• _What the task asks_: Below are the lines to check; count those holding the string "this" and give only the number.

Records drawn from a dataset
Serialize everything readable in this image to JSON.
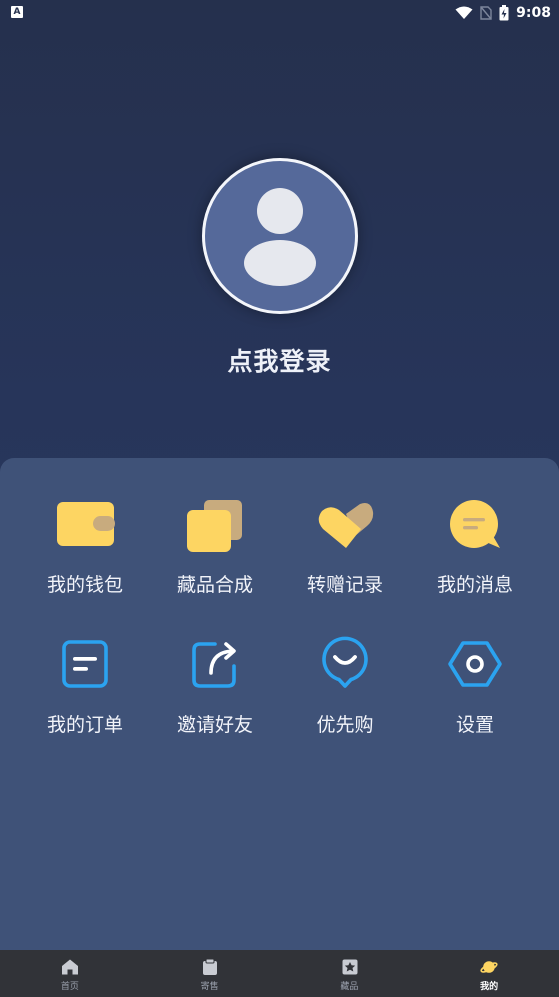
{
  "status_bar": {
    "left_badge": "A",
    "time": "9:08",
    "icons": [
      "notification-a-icon",
      "wifi-icon",
      "no-sim-icon",
      "battery-icon"
    ]
  },
  "profile": {
    "avatar_icon": "user-placeholder-icon",
    "login_text": "点我登录"
  },
  "menu": {
    "items": [
      {
        "label": "我的钱包",
        "icon": "wallet-icon"
      },
      {
        "label": "藏品合成",
        "icon": "collection-merge-icon"
      },
      {
        "label": "转赠记录",
        "icon": "heart-transfer-icon"
      },
      {
        "label": "我的消息",
        "icon": "message-icon"
      },
      {
        "label": "我的订单",
        "icon": "order-icon"
      },
      {
        "label": "邀请好友",
        "icon": "share-icon"
      },
      {
        "label": "优先购",
        "icon": "priority-buy-icon"
      },
      {
        "label": "设置",
        "icon": "settings-icon"
      }
    ]
  },
  "bottom_nav": {
    "items": [
      {
        "label": "首页",
        "icon": "home-icon",
        "active": false
      },
      {
        "label": "寄售",
        "icon": "consign-icon",
        "active": false
      },
      {
        "label": "藏品",
        "icon": "collection-icon",
        "active": false
      },
      {
        "label": "我的",
        "icon": "planet-icon",
        "active": true
      }
    ]
  },
  "colors": {
    "background": "#25304d",
    "panel": "#3f5278",
    "accent_yellow": "#fdd562",
    "accent_tan": "#c8ab7e",
    "accent_blue": "#2ba3f0",
    "nav_bg": "#313338"
  }
}
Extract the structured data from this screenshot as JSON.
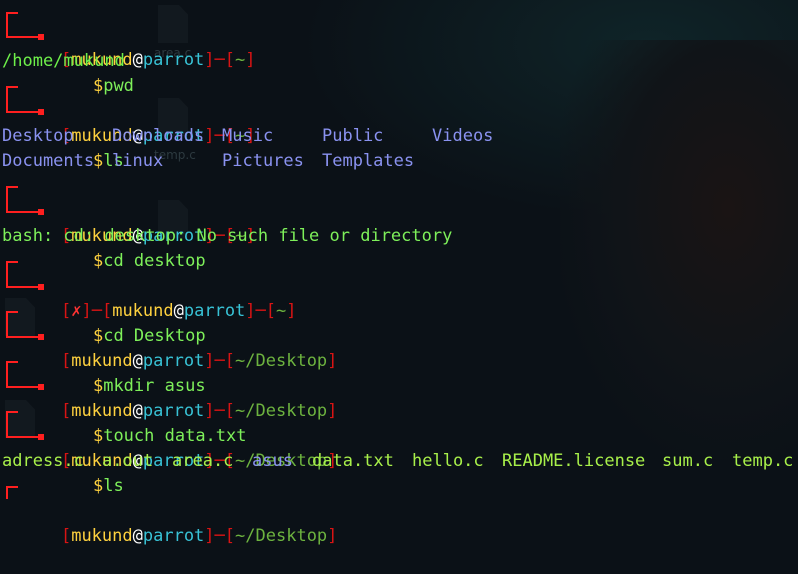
{
  "prompt": {
    "user": "mukund",
    "at": "@",
    "host": "parrot",
    "open": "[",
    "close": "]",
    "dash": "─",
    "err_mark": "✗",
    "dollar": "$"
  },
  "paths": {
    "home": "~",
    "desktop": "~/Desktop"
  },
  "commands": {
    "pwd": "pwd",
    "ls": "ls",
    "cd_lower": "cd desktop",
    "cd_upper": "cd Desktop",
    "mkdir": "mkdir asus",
    "touch": "touch data.txt",
    "ls2": "ls"
  },
  "outputs": {
    "pwd": "/home/mukund",
    "ls_row1": [
      "Desktop",
      "Downloads",
      "Music",
      "Public",
      "Videos"
    ],
    "ls_row2": [
      "Documents",
      "linux",
      "Pictures",
      "Templates"
    ],
    "cd_error": "bash: cd: desktop: No such file or directory",
    "ls2": [
      "adress.c",
      "a.out",
      "area.c",
      "asus",
      "data.txt",
      "hello.c",
      "README.license",
      "sum.c",
      "temp.c"
    ]
  },
  "background": {
    "desktop_icons": [
      "area.c",
      "temp.c"
    ]
  },
  "colors": {
    "background": "#0b1117",
    "bracket": "#d81414",
    "user": "#ffd23f",
    "host": "#38c3d6",
    "path": "#6db33f",
    "command": "#7ef05a",
    "directory": "#8a92f0"
  }
}
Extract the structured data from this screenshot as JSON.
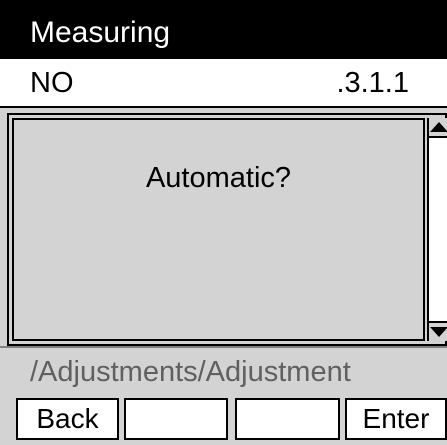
{
  "title": "Measuring",
  "info": {
    "left": "NO",
    "right": ".3.1.1"
  },
  "dialog": {
    "prompt": "Automatic?"
  },
  "path": "/Adjustments/Adjustment",
  "softkeys": [
    "Back",
    "",
    "",
    "Enter"
  ],
  "icons": {
    "scroll_up": "triangle-up-icon",
    "scroll_down": "triangle-down-icon"
  },
  "colors": {
    "title_bg": "#000000",
    "panel_bg": "#d3d3d3",
    "info_bg": "#ffffff",
    "path_text": "#606060"
  }
}
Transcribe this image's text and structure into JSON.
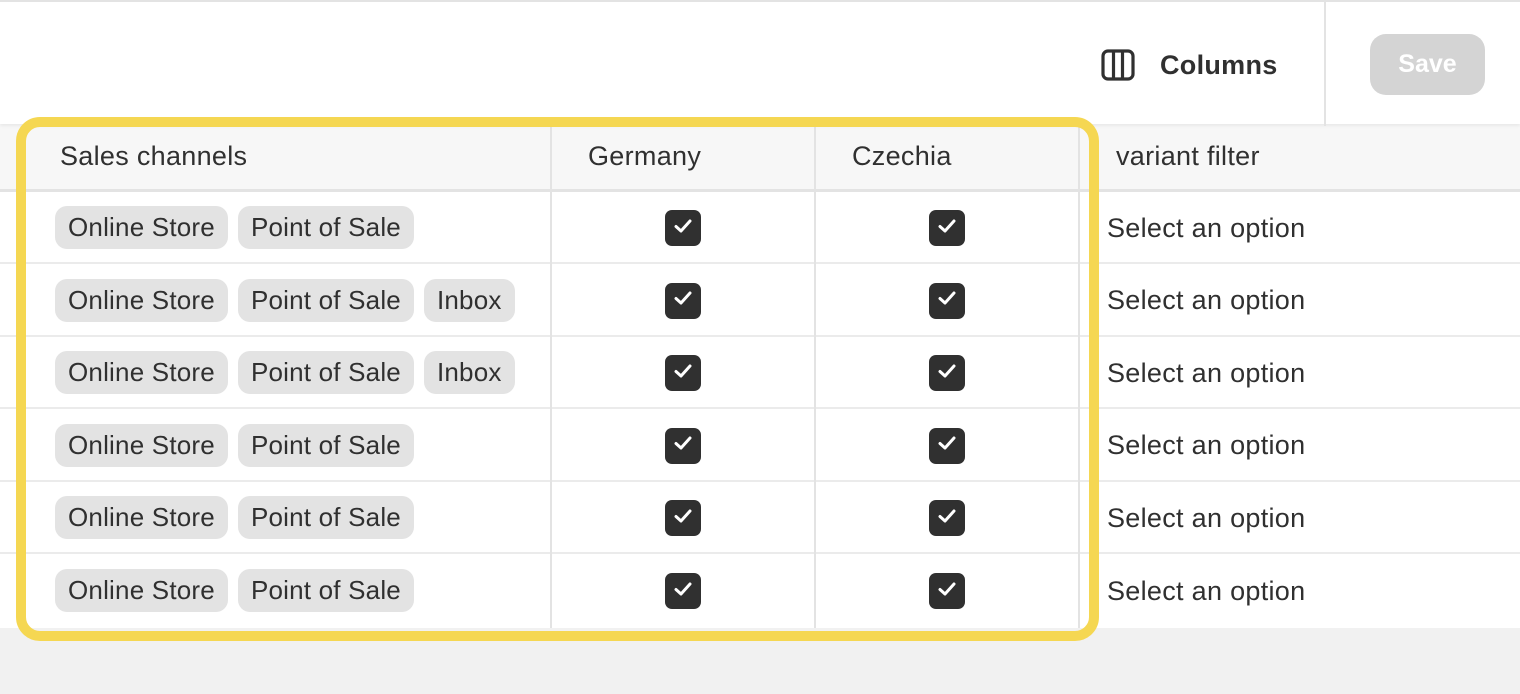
{
  "toolbar": {
    "columns_label": "Columns",
    "columns_icon": "columns-icon",
    "save_label": "Save"
  },
  "table": {
    "headers": {
      "sales_channels": "Sales channels",
      "germany": "Germany",
      "czechia": "Czechia",
      "variant_filter": "variant filter"
    },
    "rows": [
      {
        "channels": [
          "Online Store",
          "Point of Sale"
        ],
        "germany": true,
        "czechia": true,
        "variant_filter": "Select an option"
      },
      {
        "channels": [
          "Online Store",
          "Point of Sale",
          "Inbox"
        ],
        "germany": true,
        "czechia": true,
        "variant_filter": "Select an option"
      },
      {
        "channels": [
          "Online Store",
          "Point of Sale",
          "Inbox"
        ],
        "germany": true,
        "czechia": true,
        "variant_filter": "Select an option"
      },
      {
        "channels": [
          "Online Store",
          "Point of Sale"
        ],
        "germany": true,
        "czechia": true,
        "variant_filter": "Select an option"
      },
      {
        "channels": [
          "Online Store",
          "Point of Sale"
        ],
        "germany": true,
        "czechia": true,
        "variant_filter": "Select an option"
      },
      {
        "channels": [
          "Online Store",
          "Point of Sale"
        ],
        "germany": true,
        "czechia": true,
        "variant_filter": "Select an option"
      }
    ]
  },
  "colors": {
    "highlight": "#f5d752",
    "checkbox": "#303030",
    "chip_bg": "#e3e3e3",
    "save_disabled": "#d4d4d4"
  }
}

• _Result_: 4